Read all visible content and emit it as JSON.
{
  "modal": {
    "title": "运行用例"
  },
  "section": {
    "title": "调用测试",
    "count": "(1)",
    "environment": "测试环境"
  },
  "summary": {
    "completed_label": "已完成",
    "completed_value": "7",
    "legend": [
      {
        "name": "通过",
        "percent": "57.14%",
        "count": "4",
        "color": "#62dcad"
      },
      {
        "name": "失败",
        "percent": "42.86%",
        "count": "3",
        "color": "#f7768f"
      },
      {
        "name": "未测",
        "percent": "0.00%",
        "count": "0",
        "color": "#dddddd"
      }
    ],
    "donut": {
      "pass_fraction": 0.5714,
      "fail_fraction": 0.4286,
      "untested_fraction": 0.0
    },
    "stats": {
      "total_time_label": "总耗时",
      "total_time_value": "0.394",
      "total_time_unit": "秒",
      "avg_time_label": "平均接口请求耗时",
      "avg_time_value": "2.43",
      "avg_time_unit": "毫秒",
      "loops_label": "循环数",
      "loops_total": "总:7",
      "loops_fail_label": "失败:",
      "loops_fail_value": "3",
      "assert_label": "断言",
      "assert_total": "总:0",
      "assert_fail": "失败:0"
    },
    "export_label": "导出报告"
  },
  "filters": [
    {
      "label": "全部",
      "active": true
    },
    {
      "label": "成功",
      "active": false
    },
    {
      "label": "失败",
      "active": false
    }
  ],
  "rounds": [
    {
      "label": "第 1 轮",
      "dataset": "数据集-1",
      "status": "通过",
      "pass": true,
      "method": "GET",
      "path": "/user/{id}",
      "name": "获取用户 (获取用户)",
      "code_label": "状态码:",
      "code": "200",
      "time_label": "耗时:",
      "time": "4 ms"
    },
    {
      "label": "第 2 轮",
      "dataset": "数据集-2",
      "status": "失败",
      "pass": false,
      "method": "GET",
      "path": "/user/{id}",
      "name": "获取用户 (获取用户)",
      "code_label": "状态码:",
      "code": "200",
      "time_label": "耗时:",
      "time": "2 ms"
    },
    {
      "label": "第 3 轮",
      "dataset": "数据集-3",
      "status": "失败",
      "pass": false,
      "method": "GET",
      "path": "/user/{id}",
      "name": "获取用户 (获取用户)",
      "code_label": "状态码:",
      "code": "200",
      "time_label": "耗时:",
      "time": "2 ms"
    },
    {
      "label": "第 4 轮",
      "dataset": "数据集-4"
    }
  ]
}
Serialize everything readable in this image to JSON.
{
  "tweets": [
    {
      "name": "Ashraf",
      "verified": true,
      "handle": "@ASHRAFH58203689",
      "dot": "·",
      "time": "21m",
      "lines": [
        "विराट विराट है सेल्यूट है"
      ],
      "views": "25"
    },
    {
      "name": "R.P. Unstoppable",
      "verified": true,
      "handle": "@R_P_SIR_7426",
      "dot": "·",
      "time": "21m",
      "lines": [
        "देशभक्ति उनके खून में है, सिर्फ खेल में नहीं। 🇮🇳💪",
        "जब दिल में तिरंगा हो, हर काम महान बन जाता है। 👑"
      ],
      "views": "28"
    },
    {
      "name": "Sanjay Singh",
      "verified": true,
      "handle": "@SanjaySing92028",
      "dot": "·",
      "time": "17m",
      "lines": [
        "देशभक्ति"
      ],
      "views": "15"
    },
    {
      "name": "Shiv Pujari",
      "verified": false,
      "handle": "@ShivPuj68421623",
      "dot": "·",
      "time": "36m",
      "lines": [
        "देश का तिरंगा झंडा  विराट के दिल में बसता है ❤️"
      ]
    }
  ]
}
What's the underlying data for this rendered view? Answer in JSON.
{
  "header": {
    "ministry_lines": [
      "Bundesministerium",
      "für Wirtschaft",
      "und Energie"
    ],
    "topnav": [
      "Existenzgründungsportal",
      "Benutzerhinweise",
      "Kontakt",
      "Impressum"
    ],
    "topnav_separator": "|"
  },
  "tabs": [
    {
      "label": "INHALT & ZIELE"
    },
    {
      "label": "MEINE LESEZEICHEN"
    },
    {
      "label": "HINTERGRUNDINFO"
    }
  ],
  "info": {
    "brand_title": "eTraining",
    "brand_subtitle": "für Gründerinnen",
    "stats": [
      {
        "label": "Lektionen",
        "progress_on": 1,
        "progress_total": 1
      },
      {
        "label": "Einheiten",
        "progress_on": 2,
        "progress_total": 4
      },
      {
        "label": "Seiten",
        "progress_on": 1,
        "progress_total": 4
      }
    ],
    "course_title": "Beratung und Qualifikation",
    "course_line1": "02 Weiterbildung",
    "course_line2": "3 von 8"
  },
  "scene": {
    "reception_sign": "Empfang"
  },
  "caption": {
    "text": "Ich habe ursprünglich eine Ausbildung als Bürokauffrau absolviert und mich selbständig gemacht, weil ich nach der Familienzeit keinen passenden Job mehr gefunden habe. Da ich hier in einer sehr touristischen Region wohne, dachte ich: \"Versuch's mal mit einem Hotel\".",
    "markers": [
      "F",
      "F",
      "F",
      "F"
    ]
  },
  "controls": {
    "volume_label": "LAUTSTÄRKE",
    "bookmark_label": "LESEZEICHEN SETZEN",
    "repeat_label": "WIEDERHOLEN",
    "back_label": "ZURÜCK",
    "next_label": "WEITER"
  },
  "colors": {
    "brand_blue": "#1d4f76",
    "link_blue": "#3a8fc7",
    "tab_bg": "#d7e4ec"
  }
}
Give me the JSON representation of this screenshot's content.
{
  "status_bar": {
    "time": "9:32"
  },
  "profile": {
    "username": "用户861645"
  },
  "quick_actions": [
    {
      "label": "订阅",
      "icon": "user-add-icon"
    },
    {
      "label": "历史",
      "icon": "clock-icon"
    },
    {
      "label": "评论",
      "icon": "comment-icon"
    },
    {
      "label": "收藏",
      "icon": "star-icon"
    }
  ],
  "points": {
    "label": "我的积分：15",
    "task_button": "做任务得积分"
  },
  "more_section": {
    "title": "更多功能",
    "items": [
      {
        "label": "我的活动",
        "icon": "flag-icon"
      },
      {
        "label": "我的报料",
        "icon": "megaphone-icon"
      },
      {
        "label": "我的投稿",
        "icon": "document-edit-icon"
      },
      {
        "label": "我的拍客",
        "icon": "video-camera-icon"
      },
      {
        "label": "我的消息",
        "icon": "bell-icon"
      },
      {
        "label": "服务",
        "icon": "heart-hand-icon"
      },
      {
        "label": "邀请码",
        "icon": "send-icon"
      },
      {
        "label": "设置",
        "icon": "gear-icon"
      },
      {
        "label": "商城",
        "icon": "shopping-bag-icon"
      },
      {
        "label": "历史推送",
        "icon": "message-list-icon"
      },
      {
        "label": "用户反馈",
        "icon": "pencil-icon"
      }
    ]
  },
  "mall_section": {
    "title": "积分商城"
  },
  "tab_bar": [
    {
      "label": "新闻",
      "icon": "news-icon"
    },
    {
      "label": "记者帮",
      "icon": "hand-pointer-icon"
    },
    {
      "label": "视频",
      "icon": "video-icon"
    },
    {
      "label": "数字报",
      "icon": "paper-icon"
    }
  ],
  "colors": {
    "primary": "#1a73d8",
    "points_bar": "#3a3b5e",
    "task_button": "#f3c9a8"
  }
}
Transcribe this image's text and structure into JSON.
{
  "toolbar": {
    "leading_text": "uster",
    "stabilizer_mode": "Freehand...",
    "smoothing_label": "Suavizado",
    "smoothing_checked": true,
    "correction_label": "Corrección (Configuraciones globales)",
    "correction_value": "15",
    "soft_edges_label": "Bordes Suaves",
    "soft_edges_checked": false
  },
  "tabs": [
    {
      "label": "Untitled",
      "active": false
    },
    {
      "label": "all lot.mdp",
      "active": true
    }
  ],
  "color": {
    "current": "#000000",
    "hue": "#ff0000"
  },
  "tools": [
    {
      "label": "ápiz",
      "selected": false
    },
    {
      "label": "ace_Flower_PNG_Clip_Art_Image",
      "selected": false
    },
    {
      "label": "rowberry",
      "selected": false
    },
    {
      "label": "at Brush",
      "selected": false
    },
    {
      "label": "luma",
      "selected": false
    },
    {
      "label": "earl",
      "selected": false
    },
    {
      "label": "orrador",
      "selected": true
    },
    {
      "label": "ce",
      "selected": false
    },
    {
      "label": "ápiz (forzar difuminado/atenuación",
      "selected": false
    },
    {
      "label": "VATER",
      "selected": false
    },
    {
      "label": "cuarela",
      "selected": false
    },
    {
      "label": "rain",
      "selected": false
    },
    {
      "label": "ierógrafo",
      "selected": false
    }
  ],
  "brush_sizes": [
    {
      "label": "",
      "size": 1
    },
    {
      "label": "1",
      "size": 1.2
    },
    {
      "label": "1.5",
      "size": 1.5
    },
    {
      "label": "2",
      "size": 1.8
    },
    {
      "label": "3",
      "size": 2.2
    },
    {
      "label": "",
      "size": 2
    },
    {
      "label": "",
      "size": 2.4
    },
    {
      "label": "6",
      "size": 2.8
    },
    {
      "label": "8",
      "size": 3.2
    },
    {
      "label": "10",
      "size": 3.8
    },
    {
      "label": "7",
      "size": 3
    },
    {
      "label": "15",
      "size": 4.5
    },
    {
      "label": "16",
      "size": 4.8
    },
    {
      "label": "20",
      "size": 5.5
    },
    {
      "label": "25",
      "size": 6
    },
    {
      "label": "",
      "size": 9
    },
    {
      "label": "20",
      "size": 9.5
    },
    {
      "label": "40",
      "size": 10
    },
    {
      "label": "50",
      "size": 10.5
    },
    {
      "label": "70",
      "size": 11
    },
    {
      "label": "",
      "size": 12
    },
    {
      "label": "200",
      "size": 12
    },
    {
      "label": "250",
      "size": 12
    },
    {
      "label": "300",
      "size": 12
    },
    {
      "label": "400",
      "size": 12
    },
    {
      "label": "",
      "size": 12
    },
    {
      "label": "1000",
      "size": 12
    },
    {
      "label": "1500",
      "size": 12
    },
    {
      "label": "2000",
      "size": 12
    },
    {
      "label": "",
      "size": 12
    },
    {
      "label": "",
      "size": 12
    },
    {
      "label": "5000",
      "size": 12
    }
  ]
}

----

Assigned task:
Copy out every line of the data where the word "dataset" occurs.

Expected output:
      "dataset": "数据集-1",
      "dataset": "数据集-2",
      "dataset": "数据集-3",
      "dataset": "数据集-4"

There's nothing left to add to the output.